Task directions: What is needed is every line, exactly as given, from the line containing "Convert this screenshot" through the end of the data below.

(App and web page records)

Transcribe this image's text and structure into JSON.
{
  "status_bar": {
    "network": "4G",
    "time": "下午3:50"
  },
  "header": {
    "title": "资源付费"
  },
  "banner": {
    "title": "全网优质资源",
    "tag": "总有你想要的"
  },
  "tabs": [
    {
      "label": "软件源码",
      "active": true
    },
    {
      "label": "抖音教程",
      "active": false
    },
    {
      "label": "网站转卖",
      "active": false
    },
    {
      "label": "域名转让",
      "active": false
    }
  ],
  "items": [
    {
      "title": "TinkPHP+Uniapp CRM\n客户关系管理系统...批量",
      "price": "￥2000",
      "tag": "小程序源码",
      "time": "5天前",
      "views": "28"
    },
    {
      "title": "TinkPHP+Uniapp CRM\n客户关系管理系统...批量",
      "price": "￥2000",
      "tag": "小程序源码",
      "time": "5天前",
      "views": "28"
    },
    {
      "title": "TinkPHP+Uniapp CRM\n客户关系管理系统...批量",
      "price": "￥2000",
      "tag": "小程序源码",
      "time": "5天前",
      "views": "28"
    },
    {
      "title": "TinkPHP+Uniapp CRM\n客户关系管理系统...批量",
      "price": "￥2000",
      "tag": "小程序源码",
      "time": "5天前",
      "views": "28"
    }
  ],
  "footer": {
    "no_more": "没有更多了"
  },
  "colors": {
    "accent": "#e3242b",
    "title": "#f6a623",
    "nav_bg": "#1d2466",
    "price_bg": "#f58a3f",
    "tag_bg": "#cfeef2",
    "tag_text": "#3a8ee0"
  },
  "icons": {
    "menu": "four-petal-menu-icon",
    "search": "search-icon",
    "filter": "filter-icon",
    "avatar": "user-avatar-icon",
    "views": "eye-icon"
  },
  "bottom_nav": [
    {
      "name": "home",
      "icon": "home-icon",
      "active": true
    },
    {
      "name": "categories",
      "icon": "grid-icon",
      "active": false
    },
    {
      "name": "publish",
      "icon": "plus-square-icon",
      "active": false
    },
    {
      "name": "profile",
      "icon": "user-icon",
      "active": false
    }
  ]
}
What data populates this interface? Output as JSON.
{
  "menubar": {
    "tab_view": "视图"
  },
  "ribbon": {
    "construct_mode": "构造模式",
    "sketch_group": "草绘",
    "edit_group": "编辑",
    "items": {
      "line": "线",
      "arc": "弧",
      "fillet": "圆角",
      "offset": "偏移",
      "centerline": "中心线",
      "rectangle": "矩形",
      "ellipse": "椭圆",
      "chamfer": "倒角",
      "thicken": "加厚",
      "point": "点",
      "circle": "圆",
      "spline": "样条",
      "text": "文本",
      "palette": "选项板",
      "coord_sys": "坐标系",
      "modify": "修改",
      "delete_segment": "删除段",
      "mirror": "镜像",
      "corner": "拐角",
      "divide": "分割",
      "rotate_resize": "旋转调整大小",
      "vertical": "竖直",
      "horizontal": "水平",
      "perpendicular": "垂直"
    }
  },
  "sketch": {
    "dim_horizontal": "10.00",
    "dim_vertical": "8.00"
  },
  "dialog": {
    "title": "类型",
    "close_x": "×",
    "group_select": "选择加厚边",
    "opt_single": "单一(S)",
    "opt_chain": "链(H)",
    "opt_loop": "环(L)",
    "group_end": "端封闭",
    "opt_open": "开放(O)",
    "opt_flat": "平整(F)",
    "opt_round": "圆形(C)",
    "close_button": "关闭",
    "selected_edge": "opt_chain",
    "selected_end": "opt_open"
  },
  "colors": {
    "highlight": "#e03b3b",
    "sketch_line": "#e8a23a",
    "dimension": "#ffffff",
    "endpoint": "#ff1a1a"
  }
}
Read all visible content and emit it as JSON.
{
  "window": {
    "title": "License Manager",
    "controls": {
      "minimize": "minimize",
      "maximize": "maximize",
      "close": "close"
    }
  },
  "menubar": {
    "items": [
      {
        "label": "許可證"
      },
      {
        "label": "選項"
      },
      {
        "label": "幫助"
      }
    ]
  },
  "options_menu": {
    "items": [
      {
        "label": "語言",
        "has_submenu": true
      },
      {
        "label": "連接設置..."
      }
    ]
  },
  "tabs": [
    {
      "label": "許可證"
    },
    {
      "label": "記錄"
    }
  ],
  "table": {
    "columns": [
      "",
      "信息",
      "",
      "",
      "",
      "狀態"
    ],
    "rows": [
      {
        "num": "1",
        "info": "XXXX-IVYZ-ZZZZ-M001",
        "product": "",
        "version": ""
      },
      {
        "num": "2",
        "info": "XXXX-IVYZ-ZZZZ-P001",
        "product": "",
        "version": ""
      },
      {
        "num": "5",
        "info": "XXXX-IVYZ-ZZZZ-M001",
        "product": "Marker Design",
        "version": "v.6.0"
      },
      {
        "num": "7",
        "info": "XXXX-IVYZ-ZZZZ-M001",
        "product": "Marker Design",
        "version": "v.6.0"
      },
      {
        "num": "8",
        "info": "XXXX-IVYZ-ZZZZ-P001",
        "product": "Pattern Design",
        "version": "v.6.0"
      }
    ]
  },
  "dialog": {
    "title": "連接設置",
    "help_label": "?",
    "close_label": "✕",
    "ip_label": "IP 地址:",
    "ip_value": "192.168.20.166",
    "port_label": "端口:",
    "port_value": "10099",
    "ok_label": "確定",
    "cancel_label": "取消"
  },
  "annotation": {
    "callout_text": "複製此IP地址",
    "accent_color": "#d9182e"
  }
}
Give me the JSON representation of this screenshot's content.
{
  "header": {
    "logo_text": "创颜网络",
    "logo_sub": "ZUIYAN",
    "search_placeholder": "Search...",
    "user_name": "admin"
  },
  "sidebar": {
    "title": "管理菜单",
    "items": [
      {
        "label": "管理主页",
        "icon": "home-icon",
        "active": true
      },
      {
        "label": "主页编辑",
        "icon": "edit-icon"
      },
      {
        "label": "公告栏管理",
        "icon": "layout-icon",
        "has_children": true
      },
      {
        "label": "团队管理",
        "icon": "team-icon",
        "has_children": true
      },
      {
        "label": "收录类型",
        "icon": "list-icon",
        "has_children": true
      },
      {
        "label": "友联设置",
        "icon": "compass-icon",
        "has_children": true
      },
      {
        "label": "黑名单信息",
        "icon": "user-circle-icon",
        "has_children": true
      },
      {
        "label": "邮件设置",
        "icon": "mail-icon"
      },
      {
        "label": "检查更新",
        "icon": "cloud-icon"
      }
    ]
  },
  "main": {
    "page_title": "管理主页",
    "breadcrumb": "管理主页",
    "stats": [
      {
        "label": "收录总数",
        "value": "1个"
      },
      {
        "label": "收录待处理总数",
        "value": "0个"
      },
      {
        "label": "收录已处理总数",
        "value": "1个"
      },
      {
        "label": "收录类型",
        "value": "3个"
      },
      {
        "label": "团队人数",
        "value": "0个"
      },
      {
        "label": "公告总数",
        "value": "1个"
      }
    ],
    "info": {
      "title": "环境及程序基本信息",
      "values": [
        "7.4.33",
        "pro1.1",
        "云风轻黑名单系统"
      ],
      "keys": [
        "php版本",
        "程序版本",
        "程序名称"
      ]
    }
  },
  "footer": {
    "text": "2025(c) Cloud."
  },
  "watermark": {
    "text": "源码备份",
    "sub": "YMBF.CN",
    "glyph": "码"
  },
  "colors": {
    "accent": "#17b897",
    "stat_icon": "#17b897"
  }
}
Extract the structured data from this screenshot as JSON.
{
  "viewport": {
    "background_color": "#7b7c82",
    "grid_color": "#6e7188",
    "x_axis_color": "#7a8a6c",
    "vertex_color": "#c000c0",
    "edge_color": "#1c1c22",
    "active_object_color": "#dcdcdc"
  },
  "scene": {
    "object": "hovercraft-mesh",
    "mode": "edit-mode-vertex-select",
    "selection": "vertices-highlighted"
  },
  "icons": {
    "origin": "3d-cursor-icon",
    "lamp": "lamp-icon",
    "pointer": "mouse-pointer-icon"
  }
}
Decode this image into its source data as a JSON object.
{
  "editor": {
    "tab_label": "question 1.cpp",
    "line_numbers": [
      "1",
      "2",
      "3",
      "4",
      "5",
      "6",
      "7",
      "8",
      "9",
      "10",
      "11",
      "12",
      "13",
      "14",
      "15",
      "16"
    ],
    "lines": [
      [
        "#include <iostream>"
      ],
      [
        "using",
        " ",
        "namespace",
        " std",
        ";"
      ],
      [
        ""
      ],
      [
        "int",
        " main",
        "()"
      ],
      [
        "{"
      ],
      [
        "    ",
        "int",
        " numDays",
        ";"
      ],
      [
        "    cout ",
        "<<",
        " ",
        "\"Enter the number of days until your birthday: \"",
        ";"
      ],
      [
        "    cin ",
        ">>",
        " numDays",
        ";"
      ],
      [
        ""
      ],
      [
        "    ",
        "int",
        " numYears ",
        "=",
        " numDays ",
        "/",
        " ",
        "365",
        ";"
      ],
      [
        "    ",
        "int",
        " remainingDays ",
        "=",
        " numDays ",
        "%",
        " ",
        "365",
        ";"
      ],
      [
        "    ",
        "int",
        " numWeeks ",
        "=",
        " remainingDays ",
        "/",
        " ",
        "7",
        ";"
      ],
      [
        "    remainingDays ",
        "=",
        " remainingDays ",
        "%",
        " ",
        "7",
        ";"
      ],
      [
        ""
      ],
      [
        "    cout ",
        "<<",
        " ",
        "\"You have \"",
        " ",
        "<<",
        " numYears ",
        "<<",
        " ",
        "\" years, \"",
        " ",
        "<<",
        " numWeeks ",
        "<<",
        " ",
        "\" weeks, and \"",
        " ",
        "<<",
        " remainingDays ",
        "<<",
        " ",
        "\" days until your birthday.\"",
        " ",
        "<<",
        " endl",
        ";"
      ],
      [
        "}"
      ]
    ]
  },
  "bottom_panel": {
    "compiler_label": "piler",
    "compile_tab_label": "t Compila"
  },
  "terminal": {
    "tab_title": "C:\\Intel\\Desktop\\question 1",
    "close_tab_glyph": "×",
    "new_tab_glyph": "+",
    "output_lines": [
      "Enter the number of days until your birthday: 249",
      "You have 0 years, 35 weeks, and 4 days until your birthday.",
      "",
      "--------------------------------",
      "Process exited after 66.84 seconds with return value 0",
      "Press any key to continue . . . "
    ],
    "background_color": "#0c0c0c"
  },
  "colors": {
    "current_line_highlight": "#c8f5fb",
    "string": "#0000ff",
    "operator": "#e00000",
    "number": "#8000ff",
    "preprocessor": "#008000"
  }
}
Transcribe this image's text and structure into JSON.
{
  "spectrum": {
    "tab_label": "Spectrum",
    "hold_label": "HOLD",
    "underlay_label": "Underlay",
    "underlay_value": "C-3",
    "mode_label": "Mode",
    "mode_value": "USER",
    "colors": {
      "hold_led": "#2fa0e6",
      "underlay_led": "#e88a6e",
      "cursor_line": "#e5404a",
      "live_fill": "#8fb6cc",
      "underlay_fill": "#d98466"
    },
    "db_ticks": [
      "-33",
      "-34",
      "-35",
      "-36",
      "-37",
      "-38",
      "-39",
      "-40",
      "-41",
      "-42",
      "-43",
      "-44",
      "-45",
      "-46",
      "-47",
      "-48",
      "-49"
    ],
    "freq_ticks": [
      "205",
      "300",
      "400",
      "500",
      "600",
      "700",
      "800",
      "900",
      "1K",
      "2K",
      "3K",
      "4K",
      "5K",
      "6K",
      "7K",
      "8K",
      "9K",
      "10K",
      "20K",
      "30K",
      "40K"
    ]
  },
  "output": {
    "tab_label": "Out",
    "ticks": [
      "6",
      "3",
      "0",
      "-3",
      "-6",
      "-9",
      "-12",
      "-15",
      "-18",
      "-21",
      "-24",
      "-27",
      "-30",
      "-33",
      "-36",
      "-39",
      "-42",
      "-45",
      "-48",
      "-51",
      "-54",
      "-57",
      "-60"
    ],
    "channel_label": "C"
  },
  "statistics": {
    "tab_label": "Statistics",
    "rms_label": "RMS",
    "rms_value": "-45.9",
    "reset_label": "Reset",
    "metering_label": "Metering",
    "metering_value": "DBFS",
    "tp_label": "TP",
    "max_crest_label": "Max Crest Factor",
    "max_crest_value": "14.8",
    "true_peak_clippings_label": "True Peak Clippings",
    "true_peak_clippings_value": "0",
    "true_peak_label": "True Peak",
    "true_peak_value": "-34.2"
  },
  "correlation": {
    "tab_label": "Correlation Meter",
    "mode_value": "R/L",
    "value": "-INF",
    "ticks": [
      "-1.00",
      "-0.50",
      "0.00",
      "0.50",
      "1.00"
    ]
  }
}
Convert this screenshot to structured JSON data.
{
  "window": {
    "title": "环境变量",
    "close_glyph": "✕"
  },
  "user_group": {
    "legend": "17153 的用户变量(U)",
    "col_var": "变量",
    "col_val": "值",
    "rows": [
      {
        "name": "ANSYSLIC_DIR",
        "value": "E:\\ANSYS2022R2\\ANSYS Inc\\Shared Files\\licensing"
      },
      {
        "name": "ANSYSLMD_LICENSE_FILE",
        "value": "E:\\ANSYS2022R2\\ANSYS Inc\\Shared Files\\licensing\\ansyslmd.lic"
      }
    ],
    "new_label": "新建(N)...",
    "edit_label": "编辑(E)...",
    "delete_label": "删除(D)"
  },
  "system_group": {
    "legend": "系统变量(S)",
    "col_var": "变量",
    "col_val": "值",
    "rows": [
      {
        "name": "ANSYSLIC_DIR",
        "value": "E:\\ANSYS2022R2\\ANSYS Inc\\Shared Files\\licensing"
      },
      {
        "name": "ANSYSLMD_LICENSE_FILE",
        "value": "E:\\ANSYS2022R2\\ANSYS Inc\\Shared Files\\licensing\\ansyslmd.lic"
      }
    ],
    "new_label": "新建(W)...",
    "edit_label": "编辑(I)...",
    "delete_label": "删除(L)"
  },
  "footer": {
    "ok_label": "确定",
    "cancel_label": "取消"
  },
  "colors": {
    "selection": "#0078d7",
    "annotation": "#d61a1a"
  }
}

Reply to the exercise:
Convert this screenshot to structured JSON data.
{
  "window": {
    "title": "环境变量",
    "close_glyph": "✕"
  },
  "user_group": {
    "legend": "17153 的用户变量(U)",
    "col_var": "变量",
    "col_val": "值",
    "rows": [
      {
        "name": "ANSYSLIC_DIR",
        "value": "E:\\ANSYS2022R2\\ANSYS Inc\\Shared Files\\licensing"
      },
      {
        "name": "ANSYSLMD_LICENSE_FILE",
        "value": "E:\\ANSYS2022R2\\ANSYS Inc\\Shared Files\\licensing\\ansyslmd.lic"
      }
    ],
    "new_label": "新建(N)...",
    "edit_label": "编辑(E)...",
    "delete_label": "删除(D)"
  },
  "system_group": {
    "legend": "系统变量(S)",
    "col_var": "变量",
    "col_val": "值",
    "rows": [
      {
        "name": "ANSYSLIC_DIR",
        "value": "E:\\ANSYS2022R2\\ANSYS Inc\\Shared Files\\licensing"
      },
      {
        "name": "ANSYSLMD_LICENSE_FILE",
        "value": "E:\\ANSYS2022R2\\ANSYS Inc\\Shared Files\\licensing\\ansyslmd.lic"
      }
    ],
    "new_label": "新建(W)...",
    "edit_label": "编辑(I)...",
    "delete_label": "删除(L)"
  },
  "footer": {
    "ok_label": "确定",
    "cancel_label": "取消"
  },
  "colors": {
    "selection": "#0078d7",
    "annotation": "#d61a1a"
  }
}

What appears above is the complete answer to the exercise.